Religious News From Around the Web August 3, 2020
Catholic Schools Closing, Do Religious Voters like Biden or Trump? John Lewis Mourned at Ebeneezer Baptist Church, Next SCOTUS Religious Liberty Case, Battle over in-person worship, Hajj Restrictions hit Muslims
Catholic Schools Closing Affects Low Income Students
At least 100 Catholic schools will close this fall, restricting options for low-income families and students of color who have chosen the Catholic schools as a safer and more studious alternative to public schools. During the pandemic, many parents can no longer afford tuition, which provides about 80 percent of a Catholic school’s revenue.

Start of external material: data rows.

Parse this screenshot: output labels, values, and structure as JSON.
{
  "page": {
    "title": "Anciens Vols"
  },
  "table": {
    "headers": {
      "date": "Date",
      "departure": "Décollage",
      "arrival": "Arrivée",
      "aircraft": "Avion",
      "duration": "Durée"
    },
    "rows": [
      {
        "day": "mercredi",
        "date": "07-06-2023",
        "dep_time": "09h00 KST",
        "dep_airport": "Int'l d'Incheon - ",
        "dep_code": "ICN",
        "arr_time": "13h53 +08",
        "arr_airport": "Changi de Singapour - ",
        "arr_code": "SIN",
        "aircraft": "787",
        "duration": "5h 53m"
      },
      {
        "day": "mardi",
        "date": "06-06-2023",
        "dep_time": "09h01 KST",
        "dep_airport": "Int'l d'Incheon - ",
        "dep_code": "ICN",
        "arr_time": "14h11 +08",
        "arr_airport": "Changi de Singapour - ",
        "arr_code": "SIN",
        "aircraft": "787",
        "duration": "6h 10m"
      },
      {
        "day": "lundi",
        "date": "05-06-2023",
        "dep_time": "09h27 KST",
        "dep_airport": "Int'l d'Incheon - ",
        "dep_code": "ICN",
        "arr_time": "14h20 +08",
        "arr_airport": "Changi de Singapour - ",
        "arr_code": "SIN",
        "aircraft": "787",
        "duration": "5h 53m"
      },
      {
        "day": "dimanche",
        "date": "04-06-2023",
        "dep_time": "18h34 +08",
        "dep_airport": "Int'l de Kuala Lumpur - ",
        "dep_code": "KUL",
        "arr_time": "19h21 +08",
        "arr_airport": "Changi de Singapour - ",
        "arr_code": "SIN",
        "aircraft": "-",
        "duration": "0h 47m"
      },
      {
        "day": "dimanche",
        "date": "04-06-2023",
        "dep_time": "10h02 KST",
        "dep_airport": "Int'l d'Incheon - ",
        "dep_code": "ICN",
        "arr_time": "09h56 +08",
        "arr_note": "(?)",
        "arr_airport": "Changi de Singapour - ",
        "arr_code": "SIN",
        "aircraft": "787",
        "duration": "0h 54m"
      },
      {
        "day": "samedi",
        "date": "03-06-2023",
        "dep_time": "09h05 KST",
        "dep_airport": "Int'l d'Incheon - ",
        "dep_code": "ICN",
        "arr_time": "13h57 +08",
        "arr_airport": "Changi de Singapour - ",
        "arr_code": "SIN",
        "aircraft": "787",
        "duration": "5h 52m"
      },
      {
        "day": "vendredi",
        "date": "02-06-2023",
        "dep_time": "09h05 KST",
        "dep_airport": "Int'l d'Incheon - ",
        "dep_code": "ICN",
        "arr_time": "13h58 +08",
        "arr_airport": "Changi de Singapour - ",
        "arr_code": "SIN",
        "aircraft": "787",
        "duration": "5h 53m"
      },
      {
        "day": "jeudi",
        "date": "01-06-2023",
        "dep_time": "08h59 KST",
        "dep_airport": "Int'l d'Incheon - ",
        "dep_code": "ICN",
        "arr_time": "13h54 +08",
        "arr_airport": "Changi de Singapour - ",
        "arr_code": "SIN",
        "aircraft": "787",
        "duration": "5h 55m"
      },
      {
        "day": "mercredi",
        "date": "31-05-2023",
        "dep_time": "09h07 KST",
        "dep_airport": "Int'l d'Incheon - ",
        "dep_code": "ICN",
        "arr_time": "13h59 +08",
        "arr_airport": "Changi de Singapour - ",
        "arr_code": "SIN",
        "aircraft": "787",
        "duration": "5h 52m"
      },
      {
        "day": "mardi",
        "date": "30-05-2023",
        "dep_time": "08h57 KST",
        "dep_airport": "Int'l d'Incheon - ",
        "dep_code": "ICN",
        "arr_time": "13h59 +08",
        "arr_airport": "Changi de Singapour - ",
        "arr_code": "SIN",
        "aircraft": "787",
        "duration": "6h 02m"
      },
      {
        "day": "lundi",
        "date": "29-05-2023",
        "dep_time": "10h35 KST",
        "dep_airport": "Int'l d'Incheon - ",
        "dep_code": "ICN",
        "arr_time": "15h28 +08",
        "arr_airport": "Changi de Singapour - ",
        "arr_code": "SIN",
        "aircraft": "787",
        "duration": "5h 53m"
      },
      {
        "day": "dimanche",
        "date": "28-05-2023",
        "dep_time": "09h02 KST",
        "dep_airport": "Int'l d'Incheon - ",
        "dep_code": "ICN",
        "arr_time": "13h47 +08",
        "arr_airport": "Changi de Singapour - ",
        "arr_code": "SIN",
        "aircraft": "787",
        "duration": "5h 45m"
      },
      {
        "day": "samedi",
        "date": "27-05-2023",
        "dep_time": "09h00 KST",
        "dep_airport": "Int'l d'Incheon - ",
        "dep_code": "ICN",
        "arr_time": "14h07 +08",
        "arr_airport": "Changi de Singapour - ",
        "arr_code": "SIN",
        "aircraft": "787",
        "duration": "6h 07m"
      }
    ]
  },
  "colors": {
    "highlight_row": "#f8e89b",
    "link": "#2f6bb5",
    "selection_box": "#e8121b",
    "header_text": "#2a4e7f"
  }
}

The recent Supreme Court case, Espinoza vs. Montana Dept of Revenue may eventually allow some public support for religious education.
Do Religious Voters Like Trump or Biden Best?
As the election nears, both presidential candidates are courting the religious voter. The president fulfilled most of the promises he made to evangelical voters and has tried to reduce access to abortion and increase legal protections for faith groups. The former vice president garners support because of his strong personal faith, and he enjoys 90 percent support among Black Protestants who are registered voters.
John Lewis Mourned in Atlanta’s Ebeneezer Baptist Church
Civil Rights icon and member of Congress John Lewis was mourned and his life celebrated July 30 by dignitaries including three former presidents at the historic Ebeneezer Baptist Church in Atlanta once pastored by the Rev. Martin Luther King Jr. Lewis led protesters in the 1965 “Bloody Sunday” march in Selma, Alabama, where he was beaten by state troopers. In an essay Lewis asked to be read after his death, he wrote “In my life I have done all I can to demonstrate that the way of peace, the way of love and nonviolence is the more excellent way. Now it is your turn to let freedom ring.”
Next Religious Liberty Case Nears Supreme Court
The Supreme Court’s recent Bostock decision held that discrimination on the basis of sex or sexual identity was a violation of title VII of the Civil Rights Act of 1964. But another case, Fulton v. Philadelphia will test whether a Catholic agency can be forced out of providing foster care because the agency will not place children with same sex couples.
In-Person Worship? The Battle Continues
“The world we inhabit today, with a pandemic upon us, poses unusual challenges,” wrote Supreme Court Justice Neil Gorsuch in a dissenting opinion to Calvary Chapel Dayton Valley v. Sisolak. “But there is no world in which the Constitution permits Nevada to favor Caesars Palace over Calvary Chapel.” However, Gorsuch was in the minority on the ruling, and so Nevada Gov. Sisolak’s order – restricting church attendance to 50 people while Nevada casinos, breweries, bowling allies and gyms may hold 50 percent of capacity – will stand.
Hajj Restrictions Hit Muslims
Coronavirus restrictions on the Muslim hajj have reduced the usual 2 million faithful to around 1,000 this year, and those that attend must be checked for illness and must be residents of Saudi Arabia. The restrictions have hurt local businesses which depend on the throngs of religious pilgrims for much of their annual sales.